Your task
From the entries below, gather each line containing the word "name".

(Items listed in a dataset)
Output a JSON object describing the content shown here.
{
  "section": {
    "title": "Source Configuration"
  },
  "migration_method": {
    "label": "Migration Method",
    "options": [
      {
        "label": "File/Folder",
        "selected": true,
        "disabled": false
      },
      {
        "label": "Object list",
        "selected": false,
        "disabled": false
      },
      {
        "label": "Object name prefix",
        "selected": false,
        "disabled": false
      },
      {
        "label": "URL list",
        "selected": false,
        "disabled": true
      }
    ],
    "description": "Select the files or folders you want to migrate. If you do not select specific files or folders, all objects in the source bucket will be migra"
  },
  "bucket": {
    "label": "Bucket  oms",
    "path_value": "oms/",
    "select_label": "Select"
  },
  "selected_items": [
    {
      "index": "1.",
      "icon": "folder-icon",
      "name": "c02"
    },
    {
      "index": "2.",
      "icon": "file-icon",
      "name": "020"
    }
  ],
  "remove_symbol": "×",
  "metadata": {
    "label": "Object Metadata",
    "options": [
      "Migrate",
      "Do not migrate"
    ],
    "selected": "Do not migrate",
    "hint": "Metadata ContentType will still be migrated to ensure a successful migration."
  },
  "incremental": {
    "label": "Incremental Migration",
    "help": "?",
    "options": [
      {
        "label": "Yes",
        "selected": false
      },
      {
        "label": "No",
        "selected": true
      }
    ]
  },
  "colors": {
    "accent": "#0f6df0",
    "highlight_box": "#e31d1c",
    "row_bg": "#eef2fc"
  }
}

Your solution
        "label": "Object name prefix",
      "name": "c02"
      "name": "020"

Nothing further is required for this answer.